▸ **DATA PROVIDED**
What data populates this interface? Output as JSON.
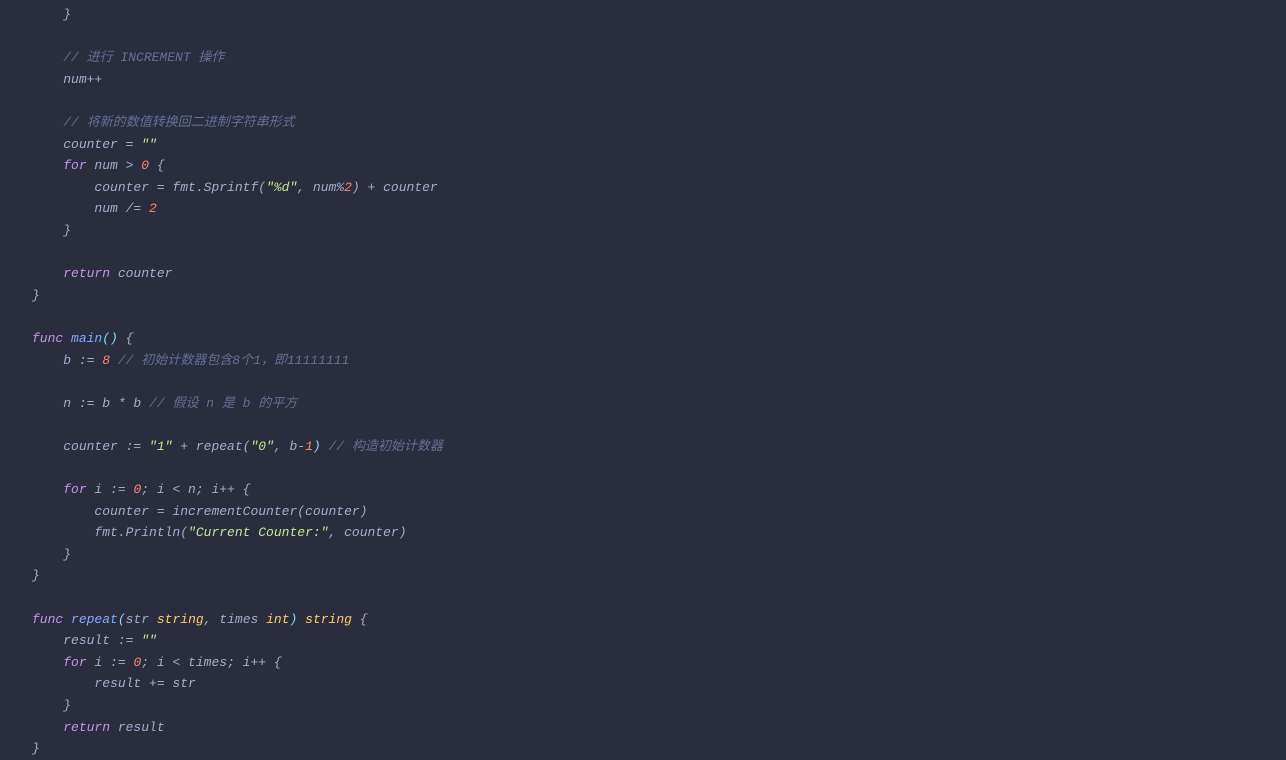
{
  "lines": [
    {
      "indent": 1,
      "tokens": [
        {
          "t": "}",
          "c": "default"
        }
      ]
    },
    {
      "indent": 0,
      "tokens": []
    },
    {
      "indent": 1,
      "tokens": [
        {
          "t": "// 进行 INCREMENT 操作",
          "c": "comment"
        }
      ]
    },
    {
      "indent": 1,
      "tokens": [
        {
          "t": "num++",
          "c": "default"
        }
      ]
    },
    {
      "indent": 0,
      "tokens": []
    },
    {
      "indent": 1,
      "tokens": [
        {
          "t": "// 将新的数值转换回二进制字符串形式",
          "c": "comment"
        }
      ]
    },
    {
      "indent": 1,
      "tokens": [
        {
          "t": "counter = ",
          "c": "default"
        },
        {
          "t": "\"\"",
          "c": "string"
        }
      ]
    },
    {
      "indent": 1,
      "tokens": [
        {
          "t": "for",
          "c": "keyword"
        },
        {
          "t": " num > ",
          "c": "default"
        },
        {
          "t": "0",
          "c": "number"
        },
        {
          "t": " {",
          "c": "default"
        }
      ]
    },
    {
      "indent": 2,
      "tokens": [
        {
          "t": "counter = fmt.Sprintf(",
          "c": "default"
        },
        {
          "t": "\"%d\"",
          "c": "string"
        },
        {
          "t": ", num%",
          "c": "default"
        },
        {
          "t": "2",
          "c": "number"
        },
        {
          "t": ") + counter",
          "c": "default"
        }
      ]
    },
    {
      "indent": 2,
      "tokens": [
        {
          "t": "num /= ",
          "c": "default"
        },
        {
          "t": "2",
          "c": "number"
        }
      ]
    },
    {
      "indent": 1,
      "tokens": [
        {
          "t": "}",
          "c": "default"
        }
      ]
    },
    {
      "indent": 0,
      "tokens": []
    },
    {
      "indent": 1,
      "tokens": [
        {
          "t": "return",
          "c": "keyword"
        },
        {
          "t": " counter",
          "c": "default"
        }
      ]
    },
    {
      "indent": 0,
      "tokens": [
        {
          "t": "}",
          "c": "default"
        }
      ]
    },
    {
      "indent": 0,
      "tokens": []
    },
    {
      "indent": 0,
      "tokens": [
        {
          "t": "func",
          "c": "keyword"
        },
        {
          "t": " ",
          "c": "default"
        },
        {
          "t": "main",
          "c": "funcdecl"
        },
        {
          "t": "()",
          "c": "paren"
        },
        {
          "t": " {",
          "c": "default"
        }
      ]
    },
    {
      "indent": 1,
      "tokens": [
        {
          "t": "b := ",
          "c": "default"
        },
        {
          "t": "8",
          "c": "number"
        },
        {
          "t": " ",
          "c": "default"
        },
        {
          "t": "// 初始计数器包含8个1，即11111111",
          "c": "comment"
        }
      ]
    },
    {
      "indent": 0,
      "tokens": []
    },
    {
      "indent": 1,
      "tokens": [
        {
          "t": "n := b * b ",
          "c": "default"
        },
        {
          "t": "// 假设 n 是 b 的平方",
          "c": "comment"
        }
      ]
    },
    {
      "indent": 0,
      "tokens": []
    },
    {
      "indent": 1,
      "tokens": [
        {
          "t": "counter := ",
          "c": "default"
        },
        {
          "t": "\"1\"",
          "c": "string"
        },
        {
          "t": " + repeat(",
          "c": "default"
        },
        {
          "t": "\"0\"",
          "c": "string"
        },
        {
          "t": ", b-",
          "c": "default"
        },
        {
          "t": "1",
          "c": "number"
        },
        {
          "t": ")",
          "c": "paren"
        },
        {
          "t": " ",
          "c": "default"
        },
        {
          "t": "// 构造初始计数器",
          "c": "comment"
        }
      ]
    },
    {
      "indent": 0,
      "tokens": []
    },
    {
      "indent": 1,
      "tokens": [
        {
          "t": "for",
          "c": "keyword"
        },
        {
          "t": " i := ",
          "c": "default"
        },
        {
          "t": "0",
          "c": "number"
        },
        {
          "t": "; i < n; i++ {",
          "c": "default"
        }
      ]
    },
    {
      "indent": 2,
      "tokens": [
        {
          "t": "counter = incrementCounter(counter)",
          "c": "default"
        }
      ]
    },
    {
      "indent": 2,
      "tokens": [
        {
          "t": "fmt.Println(",
          "c": "default"
        },
        {
          "t": "\"Current Counter:\"",
          "c": "string"
        },
        {
          "t": ", counter)",
          "c": "default"
        }
      ]
    },
    {
      "indent": 1,
      "tokens": [
        {
          "t": "}",
          "c": "default"
        }
      ]
    },
    {
      "indent": 0,
      "tokens": [
        {
          "t": "}",
          "c": "default"
        }
      ]
    },
    {
      "indent": 0,
      "tokens": []
    },
    {
      "indent": 0,
      "tokens": [
        {
          "t": "func",
          "c": "keyword"
        },
        {
          "t": " ",
          "c": "default"
        },
        {
          "t": "repeat",
          "c": "funcdecl"
        },
        {
          "t": "(",
          "c": "paren"
        },
        {
          "t": "str",
          "c": "default"
        },
        {
          "t": " ",
          "c": "default"
        },
        {
          "t": "string",
          "c": "type"
        },
        {
          "t": ", ",
          "c": "default"
        },
        {
          "t": "times",
          "c": "default"
        },
        {
          "t": " ",
          "c": "default"
        },
        {
          "t": "int",
          "c": "type"
        },
        {
          "t": ")",
          "c": "paren"
        },
        {
          "t": " ",
          "c": "default"
        },
        {
          "t": "string",
          "c": "type"
        },
        {
          "t": " {",
          "c": "default"
        }
      ]
    },
    {
      "indent": 1,
      "tokens": [
        {
          "t": "result := ",
          "c": "default"
        },
        {
          "t": "\"\"",
          "c": "string"
        }
      ]
    },
    {
      "indent": 1,
      "tokens": [
        {
          "t": "for",
          "c": "keyword"
        },
        {
          "t": " i := ",
          "c": "default"
        },
        {
          "t": "0",
          "c": "number"
        },
        {
          "t": "; i < times; i++ {",
          "c": "default"
        }
      ]
    },
    {
      "indent": 2,
      "tokens": [
        {
          "t": "result += str",
          "c": "default"
        }
      ]
    },
    {
      "indent": 1,
      "tokens": [
        {
          "t": "}",
          "c": "default"
        }
      ]
    },
    {
      "indent": 1,
      "tokens": [
        {
          "t": "return",
          "c": "keyword"
        },
        {
          "t": " result",
          "c": "default"
        }
      ]
    },
    {
      "indent": 0,
      "tokens": [
        {
          "t": "}",
          "c": "default"
        }
      ]
    }
  ],
  "indentUnit": "    "
}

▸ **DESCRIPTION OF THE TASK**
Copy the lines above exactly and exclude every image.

▸ **RESPONSE BELOW**
What data populates this interface? Output as JSON.
{
  "lines": [
    {
      "indent": 1,
      "tokens": [
        {
          "t": "}",
          "c": "default"
        }
      ]
    },
    {
      "indent": 0,
      "tokens": []
    },
    {
      "indent": 1,
      "tokens": [
        {
          "t": "// 进行 INCREMENT 操作",
          "c": "comment"
        }
      ]
    },
    {
      "indent": 1,
      "tokens": [
        {
          "t": "num++",
          "c": "default"
        }
      ]
    },
    {
      "indent": 0,
      "tokens": []
    },
    {
      "indent": 1,
      "tokens": [
        {
          "t": "// 将新的数值转换回二进制字符串形式",
          "c": "comment"
        }
      ]
    },
    {
      "indent": 1,
      "tokens": [
        {
          "t": "counter = ",
          "c": "default"
        },
        {
          "t": "\"\"",
          "c": "string"
        }
      ]
    },
    {
      "indent": 1,
      "tokens": [
        {
          "t": "for",
          "c": "keyword"
        },
        {
          "t": " num > ",
          "c": "default"
        },
        {
          "t": "0",
          "c": "number"
        },
        {
          "t": " {",
          "c": "default"
        }
      ]
    },
    {
      "indent": 2,
      "tokens": [
        {
          "t": "counter = fmt.Sprintf(",
          "c": "default"
        },
        {
          "t": "\"%d\"",
          "c": "string"
        },
        {
          "t": ", num%",
          "c": "default"
        },
        {
          "t": "2",
          "c": "number"
        },
        {
          "t": ") + counter",
          "c": "default"
        }
      ]
    },
    {
      "indent": 2,
      "tokens": [
        {
          "t": "num /= ",
          "c": "default"
        },
        {
          "t": "2",
          "c": "number"
        }
      ]
    },
    {
      "indent": 1,
      "tokens": [
        {
          "t": "}",
          "c": "default"
        }
      ]
    },
    {
      "indent": 0,
      "tokens": []
    },
    {
      "indent": 1,
      "tokens": [
        {
          "t": "return",
          "c": "keyword"
        },
        {
          "t": " counter",
          "c": "default"
        }
      ]
    },
    {
      "indent": 0,
      "tokens": [
        {
          "t": "}",
          "c": "default"
        }
      ]
    },
    {
      "indent": 0,
      "tokens": []
    },
    {
      "indent": 0,
      "tokens": [
        {
          "t": "func",
          "c": "keyword"
        },
        {
          "t": " ",
          "c": "default"
        },
        {
          "t": "main",
          "c": "funcdecl"
        },
        {
          "t": "()",
          "c": "paren"
        },
        {
          "t": " {",
          "c": "default"
        }
      ]
    },
    {
      "indent": 1,
      "tokens": [
        {
          "t": "b := ",
          "c": "default"
        },
        {
          "t": "8",
          "c": "number"
        },
        {
          "t": " ",
          "c": "default"
        },
        {
          "t": "// 初始计数器包含8个1，即11111111",
          "c": "comment"
        }
      ]
    },
    {
      "indent": 0,
      "tokens": []
    },
    {
      "indent": 1,
      "tokens": [
        {
          "t": "n := b * b ",
          "c": "default"
        },
        {
          "t": "// 假设 n 是 b 的平方",
          "c": "comment"
        }
      ]
    },
    {
      "indent": 0,
      "tokens": []
    },
    {
      "indent": 1,
      "tokens": [
        {
          "t": "counter := ",
          "c": "default"
        },
        {
          "t": "\"1\"",
          "c": "string"
        },
        {
          "t": " + repeat(",
          "c": "default"
        },
        {
          "t": "\"0\"",
          "c": "string"
        },
        {
          "t": ", b-",
          "c": "default"
        },
        {
          "t": "1",
          "c": "number"
        },
        {
          "t": ")",
          "c": "paren"
        },
        {
          "t": " ",
          "c": "default"
        },
        {
          "t": "// 构造初始计数器",
          "c": "comment"
        }
      ]
    },
    {
      "indent": 0,
      "tokens": []
    },
    {
      "indent": 1,
      "tokens": [
        {
          "t": "for",
          "c": "keyword"
        },
        {
          "t": " i := ",
          "c": "default"
        },
        {
          "t": "0",
          "c": "number"
        },
        {
          "t": "; i < n; i++ {",
          "c": "default"
        }
      ]
    },
    {
      "indent": 2,
      "tokens": [
        {
          "t": "counter = incrementCounter(counter)",
          "c": "default"
        }
      ]
    },
    {
      "indent": 2,
      "tokens": [
        {
          "t": "fmt.Println(",
          "c": "default"
        },
        {
          "t": "\"Current Counter:\"",
          "c": "string"
        },
        {
          "t": ", counter)",
          "c": "default"
        }
      ]
    },
    {
      "indent": 1,
      "tokens": [
        {
          "t": "}",
          "c": "default"
        }
      ]
    },
    {
      "indent": 0,
      "tokens": [
        {
          "t": "}",
          "c": "default"
        }
      ]
    },
    {
      "indent": 0,
      "tokens": []
    },
    {
      "indent": 0,
      "tokens": [
        {
          "t": "func",
          "c": "keyword"
        },
        {
          "t": " ",
          "c": "default"
        },
        {
          "t": "repeat",
          "c": "funcdecl"
        },
        {
          "t": "(",
          "c": "paren"
        },
        {
          "t": "str",
          "c": "default"
        },
        {
          "t": " ",
          "c": "default"
        },
        {
          "t": "string",
          "c": "type"
        },
        {
          "t": ", ",
          "c": "default"
        },
        {
          "t": "times",
          "c": "default"
        },
        {
          "t": " ",
          "c": "default"
        },
        {
          "t": "int",
          "c": "type"
        },
        {
          "t": ")",
          "c": "paren"
        },
        {
          "t": " ",
          "c": "default"
        },
        {
          "t": "string",
          "c": "type"
        },
        {
          "t": " {",
          "c": "default"
        }
      ]
    },
    {
      "indent": 1,
      "tokens": [
        {
          "t": "result := ",
          "c": "default"
        },
        {
          "t": "\"\"",
          "c": "string"
        }
      ]
    },
    {
      "indent": 1,
      "tokens": [
        {
          "t": "for",
          "c": "keyword"
        },
        {
          "t": " i := ",
          "c": "default"
        },
        {
          "t": "0",
          "c": "number"
        },
        {
          "t": "; i < times; i++ {",
          "c": "default"
        }
      ]
    },
    {
      "indent": 2,
      "tokens": [
        {
          "t": "result += str",
          "c": "default"
        }
      ]
    },
    {
      "indent": 1,
      "tokens": [
        {
          "t": "}",
          "c": "default"
        }
      ]
    },
    {
      "indent": 1,
      "tokens": [
        {
          "t": "return",
          "c": "keyword"
        },
        {
          "t": " result",
          "c": "default"
        }
      ]
    },
    {
      "indent": 0,
      "tokens": [
        {
          "t": "}",
          "c": "default"
        }
      ]
    }
  ],
  "indentUnit": "    "
}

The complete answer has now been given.